If raccoons are already living in your attic or chimney, you may want them to leave right away, but take into consideration whether there are dependent young before taking action. Likewise, harsh winter weather calls for careful consideration of timing. Your local wildlife rehabilitator can provide guidance on safe timing of evicting raccoons in your area. Never use a fireplace if animals are in the chimney—they may be burned or unable to exit safely and may exit into your room, causing obvious hazards for all. If there are safety concerns that require evicting raccoons while dependent young are present, hire a professional wildlife control service that will perform the job with a reunion box, ensuring that the family is not separated.
Once you can safely begin your campaign to get the raccoons to leave, here are some tips for making them want to leave. Raccoons like dark, quiet places, so create the opposite conditions. Shine bright lights into the space and play a radio loudly, preferably at dusk, so as not to send them out in bright daylight, when they are more vulnerable. Offending their nose may help, too. If in the chimney, place a bowl of apple cider vinegar inside the fireplace to send a pungent smell up. Combining these tactics will send the strongest message, but again, choose the timing of your actions with compassion.
How to keep them out
The job is not complete, of course, until you make sure neither they nor others can get back inside. First though, you must ensure all the animals are out. For chimneys, unless you can confirm it is completely clear from top to bottom, it’s usually best to hire a professional. Once it is confirmed that the chimney isn’t being occupied, immediately install a chimney cap.
For other entry points being used by small mammals, you can confirm use by lightly securing a piece of cardboard or a single sheet of newspaper over the hole with duct tape. If the cardboard or paper is undisturbed for at least 48 hours, it is typically safe to assume the area is clear. If the area is still being occupied, animals will be able to chew through the temporary material to escape or to access their young. If it is confirmed that the entry point is inactive, seal the hole with heavy wire mesh (16-gauge), sheet metal, metal flashing, or by replacing the original materials.
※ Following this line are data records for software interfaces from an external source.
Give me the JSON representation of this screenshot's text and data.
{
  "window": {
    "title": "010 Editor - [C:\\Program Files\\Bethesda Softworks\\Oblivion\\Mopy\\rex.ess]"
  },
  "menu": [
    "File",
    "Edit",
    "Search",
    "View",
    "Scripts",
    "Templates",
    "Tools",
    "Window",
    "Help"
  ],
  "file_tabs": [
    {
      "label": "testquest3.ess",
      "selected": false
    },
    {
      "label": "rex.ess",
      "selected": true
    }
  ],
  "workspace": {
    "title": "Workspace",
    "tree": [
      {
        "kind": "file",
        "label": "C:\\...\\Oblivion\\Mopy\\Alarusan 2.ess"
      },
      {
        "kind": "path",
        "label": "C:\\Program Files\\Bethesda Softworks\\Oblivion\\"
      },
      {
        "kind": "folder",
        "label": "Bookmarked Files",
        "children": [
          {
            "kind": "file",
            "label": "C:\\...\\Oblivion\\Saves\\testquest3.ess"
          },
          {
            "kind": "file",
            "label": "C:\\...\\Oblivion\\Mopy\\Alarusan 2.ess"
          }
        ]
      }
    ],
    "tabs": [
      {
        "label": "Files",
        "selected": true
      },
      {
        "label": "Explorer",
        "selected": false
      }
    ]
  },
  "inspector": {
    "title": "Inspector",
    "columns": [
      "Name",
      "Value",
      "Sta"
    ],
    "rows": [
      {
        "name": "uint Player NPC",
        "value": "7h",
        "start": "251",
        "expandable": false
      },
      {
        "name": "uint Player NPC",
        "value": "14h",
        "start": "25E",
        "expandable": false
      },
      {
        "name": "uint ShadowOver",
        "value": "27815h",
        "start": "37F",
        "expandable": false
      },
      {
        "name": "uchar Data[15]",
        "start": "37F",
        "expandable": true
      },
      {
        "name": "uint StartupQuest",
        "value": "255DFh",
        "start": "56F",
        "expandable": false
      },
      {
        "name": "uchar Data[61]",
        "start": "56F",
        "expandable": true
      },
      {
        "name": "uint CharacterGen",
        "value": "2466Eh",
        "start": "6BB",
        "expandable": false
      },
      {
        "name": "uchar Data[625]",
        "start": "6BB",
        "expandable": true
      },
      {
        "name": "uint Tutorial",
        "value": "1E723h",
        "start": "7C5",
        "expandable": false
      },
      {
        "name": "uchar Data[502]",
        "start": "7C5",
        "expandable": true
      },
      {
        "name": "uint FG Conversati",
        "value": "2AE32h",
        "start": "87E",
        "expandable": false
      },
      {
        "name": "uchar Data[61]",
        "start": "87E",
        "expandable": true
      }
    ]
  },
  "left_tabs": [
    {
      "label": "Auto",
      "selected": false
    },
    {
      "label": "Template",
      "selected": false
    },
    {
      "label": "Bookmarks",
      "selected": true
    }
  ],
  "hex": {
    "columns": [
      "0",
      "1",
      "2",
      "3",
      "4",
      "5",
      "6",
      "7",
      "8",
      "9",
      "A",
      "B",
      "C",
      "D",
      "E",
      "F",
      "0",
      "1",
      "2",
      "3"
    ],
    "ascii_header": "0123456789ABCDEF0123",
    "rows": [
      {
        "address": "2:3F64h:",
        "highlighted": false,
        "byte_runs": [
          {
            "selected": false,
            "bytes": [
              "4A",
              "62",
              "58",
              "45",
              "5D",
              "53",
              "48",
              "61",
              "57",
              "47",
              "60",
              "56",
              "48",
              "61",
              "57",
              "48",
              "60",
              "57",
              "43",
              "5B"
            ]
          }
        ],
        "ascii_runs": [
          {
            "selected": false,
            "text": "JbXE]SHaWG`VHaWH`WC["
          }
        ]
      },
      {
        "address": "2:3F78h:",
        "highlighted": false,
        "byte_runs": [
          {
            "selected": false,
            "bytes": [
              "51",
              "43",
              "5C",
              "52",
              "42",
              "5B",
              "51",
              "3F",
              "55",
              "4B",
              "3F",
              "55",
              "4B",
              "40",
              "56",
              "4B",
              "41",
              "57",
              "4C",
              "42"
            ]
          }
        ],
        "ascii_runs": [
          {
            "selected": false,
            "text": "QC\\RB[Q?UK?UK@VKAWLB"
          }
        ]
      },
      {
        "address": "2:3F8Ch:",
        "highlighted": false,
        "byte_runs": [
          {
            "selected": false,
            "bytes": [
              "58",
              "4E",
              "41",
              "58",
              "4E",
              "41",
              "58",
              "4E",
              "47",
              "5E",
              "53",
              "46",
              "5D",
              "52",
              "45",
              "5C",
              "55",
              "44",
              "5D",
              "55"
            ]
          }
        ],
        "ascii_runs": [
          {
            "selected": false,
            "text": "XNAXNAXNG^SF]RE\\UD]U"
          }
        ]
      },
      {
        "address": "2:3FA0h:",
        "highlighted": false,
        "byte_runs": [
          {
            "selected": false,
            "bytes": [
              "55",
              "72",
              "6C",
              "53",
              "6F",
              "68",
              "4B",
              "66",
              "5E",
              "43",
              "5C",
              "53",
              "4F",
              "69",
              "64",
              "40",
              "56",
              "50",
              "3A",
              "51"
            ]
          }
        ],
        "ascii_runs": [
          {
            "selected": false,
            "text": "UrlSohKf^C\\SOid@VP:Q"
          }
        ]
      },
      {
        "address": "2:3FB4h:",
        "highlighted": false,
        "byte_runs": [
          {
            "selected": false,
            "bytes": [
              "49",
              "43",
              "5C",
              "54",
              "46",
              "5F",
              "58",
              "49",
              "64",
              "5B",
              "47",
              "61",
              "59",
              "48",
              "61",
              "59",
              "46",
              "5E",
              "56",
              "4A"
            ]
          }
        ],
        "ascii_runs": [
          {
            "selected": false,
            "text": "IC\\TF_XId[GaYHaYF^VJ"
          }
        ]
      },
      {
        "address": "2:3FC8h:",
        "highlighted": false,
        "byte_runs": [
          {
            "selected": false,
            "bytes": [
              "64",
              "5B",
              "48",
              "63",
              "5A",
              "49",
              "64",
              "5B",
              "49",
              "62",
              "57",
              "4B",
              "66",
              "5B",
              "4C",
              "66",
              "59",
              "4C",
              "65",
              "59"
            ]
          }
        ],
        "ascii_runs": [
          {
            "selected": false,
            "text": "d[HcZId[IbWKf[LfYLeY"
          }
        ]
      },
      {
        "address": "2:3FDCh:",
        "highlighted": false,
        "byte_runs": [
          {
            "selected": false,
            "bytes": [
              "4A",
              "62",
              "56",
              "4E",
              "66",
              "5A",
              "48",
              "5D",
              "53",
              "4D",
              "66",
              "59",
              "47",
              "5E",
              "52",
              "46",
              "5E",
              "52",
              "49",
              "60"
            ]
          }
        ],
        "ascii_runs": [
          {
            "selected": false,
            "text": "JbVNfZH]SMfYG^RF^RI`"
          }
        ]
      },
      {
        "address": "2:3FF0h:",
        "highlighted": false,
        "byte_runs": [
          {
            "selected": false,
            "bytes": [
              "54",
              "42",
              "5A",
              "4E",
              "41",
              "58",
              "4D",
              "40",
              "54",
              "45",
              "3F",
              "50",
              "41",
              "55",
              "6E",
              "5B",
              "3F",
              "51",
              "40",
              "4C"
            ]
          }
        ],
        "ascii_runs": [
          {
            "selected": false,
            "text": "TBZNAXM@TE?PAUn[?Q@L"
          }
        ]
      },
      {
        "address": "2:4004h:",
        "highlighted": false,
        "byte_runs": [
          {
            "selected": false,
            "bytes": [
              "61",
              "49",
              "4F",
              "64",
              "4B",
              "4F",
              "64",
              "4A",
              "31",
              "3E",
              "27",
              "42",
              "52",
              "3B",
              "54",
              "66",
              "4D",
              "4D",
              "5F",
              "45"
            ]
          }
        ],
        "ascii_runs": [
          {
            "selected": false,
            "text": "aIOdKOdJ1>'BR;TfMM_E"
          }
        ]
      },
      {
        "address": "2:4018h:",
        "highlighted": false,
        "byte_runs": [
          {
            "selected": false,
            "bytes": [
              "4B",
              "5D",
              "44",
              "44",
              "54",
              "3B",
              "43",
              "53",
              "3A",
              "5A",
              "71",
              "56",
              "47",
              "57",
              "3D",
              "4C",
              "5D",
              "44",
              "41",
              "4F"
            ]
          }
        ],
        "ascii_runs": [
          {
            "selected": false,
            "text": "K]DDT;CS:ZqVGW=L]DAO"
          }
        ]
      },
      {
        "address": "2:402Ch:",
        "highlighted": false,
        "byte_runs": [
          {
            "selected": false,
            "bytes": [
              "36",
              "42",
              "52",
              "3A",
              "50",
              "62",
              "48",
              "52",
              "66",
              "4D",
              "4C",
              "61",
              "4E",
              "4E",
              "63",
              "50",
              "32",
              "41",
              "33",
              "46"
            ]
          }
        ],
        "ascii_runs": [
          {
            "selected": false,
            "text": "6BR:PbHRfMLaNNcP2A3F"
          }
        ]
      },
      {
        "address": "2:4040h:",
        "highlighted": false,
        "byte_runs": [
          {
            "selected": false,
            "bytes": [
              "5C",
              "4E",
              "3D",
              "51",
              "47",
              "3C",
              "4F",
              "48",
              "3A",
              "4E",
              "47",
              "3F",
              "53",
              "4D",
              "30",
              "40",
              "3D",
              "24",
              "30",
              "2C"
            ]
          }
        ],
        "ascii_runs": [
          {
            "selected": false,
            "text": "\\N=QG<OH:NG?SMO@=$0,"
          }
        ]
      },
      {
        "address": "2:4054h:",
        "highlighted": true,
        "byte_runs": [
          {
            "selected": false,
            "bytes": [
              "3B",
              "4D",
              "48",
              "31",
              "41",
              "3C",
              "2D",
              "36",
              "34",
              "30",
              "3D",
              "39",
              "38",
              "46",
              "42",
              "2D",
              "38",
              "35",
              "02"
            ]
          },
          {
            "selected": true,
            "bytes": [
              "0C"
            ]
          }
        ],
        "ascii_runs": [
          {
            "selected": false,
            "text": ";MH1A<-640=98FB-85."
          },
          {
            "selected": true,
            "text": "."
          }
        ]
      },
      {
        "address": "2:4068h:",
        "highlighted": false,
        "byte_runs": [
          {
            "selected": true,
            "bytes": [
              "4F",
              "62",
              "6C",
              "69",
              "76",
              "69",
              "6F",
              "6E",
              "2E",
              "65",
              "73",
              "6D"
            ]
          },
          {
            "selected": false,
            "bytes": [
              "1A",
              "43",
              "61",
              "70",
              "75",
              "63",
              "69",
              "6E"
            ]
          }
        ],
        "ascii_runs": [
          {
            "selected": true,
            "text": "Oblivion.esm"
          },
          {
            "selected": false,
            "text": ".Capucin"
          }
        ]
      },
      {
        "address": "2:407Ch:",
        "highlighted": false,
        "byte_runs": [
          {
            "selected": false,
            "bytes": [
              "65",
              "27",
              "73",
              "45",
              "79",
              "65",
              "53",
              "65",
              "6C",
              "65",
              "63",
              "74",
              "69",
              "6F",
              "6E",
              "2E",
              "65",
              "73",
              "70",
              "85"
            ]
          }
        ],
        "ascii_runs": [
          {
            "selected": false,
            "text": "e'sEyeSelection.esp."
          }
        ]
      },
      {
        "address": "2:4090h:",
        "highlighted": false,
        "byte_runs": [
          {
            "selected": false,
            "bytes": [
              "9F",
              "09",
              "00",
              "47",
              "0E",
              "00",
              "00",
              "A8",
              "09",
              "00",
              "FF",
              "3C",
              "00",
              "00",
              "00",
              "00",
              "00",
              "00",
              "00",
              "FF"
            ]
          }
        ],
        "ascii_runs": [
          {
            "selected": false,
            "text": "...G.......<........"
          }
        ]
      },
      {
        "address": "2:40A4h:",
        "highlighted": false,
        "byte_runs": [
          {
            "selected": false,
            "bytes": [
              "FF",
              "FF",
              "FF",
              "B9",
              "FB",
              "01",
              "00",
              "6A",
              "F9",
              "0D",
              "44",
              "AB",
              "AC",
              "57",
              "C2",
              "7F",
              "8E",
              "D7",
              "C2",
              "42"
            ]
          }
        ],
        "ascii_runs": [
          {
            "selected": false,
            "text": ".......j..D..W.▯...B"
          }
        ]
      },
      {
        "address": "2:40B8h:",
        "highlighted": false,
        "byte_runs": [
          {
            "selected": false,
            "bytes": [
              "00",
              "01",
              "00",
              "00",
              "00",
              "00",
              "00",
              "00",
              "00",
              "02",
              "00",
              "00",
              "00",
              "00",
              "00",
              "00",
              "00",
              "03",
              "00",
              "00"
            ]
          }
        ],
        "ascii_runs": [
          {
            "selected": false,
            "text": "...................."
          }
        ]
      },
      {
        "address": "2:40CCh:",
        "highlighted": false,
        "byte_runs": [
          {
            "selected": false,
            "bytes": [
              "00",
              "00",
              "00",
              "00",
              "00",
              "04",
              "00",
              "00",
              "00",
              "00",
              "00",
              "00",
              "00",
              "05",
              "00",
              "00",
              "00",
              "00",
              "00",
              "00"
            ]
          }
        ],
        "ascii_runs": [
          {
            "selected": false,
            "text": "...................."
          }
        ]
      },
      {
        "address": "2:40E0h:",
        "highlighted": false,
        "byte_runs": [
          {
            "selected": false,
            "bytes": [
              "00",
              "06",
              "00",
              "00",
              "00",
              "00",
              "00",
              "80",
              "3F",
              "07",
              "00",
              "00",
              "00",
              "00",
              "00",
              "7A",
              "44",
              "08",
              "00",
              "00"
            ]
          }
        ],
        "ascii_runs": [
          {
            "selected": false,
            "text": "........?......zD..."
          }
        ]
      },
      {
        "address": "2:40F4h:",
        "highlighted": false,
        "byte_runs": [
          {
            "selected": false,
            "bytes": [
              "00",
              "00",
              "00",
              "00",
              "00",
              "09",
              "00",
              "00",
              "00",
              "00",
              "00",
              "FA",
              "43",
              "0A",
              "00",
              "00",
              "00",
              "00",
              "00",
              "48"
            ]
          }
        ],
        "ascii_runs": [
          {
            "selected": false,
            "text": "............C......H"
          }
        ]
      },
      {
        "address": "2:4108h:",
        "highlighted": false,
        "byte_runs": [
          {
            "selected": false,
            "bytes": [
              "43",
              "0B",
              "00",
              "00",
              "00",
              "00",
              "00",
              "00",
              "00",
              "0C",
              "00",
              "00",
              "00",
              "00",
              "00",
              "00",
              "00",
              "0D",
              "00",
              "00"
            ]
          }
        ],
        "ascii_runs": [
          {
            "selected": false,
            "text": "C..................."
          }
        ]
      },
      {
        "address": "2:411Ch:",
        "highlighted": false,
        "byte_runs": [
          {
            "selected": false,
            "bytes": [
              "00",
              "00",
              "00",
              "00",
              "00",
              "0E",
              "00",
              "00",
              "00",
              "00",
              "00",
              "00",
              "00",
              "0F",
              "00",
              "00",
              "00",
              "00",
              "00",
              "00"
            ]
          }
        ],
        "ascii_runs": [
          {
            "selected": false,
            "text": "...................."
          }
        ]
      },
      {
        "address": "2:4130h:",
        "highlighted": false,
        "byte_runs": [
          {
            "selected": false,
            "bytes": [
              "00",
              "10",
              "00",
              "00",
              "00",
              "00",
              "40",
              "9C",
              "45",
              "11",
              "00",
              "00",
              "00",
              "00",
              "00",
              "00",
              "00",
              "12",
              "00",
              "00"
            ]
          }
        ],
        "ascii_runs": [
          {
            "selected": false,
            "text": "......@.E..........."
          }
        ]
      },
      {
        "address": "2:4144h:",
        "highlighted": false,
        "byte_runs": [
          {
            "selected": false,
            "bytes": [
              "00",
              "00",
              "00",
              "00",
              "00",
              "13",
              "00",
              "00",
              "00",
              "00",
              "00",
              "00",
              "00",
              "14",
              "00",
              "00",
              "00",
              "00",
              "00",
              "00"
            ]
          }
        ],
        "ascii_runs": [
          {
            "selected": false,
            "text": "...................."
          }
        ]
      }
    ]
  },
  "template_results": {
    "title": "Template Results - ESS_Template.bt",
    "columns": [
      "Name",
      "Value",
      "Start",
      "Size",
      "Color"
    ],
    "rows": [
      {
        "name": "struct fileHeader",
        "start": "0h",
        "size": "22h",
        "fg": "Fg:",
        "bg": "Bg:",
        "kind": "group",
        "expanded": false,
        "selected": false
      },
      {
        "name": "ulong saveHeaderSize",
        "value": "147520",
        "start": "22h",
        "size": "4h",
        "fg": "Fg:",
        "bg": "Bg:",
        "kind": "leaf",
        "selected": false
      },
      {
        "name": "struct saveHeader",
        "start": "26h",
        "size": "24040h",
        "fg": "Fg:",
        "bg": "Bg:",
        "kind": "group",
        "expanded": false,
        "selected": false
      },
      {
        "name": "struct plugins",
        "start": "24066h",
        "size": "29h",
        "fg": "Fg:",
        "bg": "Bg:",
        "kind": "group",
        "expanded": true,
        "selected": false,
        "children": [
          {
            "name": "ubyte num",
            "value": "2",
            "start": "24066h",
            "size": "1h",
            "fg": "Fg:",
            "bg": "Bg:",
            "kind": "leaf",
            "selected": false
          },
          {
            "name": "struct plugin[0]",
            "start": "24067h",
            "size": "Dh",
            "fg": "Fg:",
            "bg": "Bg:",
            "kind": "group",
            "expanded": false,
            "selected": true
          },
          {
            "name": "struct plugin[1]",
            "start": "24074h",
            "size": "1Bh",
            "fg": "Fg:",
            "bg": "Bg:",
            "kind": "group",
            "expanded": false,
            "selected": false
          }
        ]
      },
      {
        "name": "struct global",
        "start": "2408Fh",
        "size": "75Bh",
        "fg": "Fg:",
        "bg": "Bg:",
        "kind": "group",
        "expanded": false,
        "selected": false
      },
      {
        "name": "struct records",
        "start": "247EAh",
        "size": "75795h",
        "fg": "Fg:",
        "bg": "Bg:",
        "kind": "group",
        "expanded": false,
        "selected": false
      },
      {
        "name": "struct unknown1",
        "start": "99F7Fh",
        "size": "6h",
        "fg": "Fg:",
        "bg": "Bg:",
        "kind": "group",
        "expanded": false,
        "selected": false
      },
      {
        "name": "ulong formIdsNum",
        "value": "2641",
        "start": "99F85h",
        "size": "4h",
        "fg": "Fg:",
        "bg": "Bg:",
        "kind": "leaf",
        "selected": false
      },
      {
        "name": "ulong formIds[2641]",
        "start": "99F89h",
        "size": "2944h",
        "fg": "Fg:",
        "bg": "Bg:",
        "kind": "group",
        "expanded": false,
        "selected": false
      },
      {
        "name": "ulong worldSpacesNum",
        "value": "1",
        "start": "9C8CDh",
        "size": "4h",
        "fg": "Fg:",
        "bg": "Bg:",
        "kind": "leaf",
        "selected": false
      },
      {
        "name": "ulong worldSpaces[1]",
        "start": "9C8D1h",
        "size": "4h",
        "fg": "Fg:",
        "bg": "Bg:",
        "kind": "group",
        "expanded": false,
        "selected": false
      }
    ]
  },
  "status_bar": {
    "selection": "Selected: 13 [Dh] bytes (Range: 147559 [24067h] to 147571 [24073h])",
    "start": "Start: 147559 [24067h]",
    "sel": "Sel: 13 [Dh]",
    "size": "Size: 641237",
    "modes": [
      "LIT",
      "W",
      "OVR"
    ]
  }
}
Having solved your raccoon situation in this sensible, step-wise manner means you will not be contending with the same problem next week, next month, or next year. Do keep an eye on home repairs, though, because weather and deterioration of materials can cause new possible entryways to develop.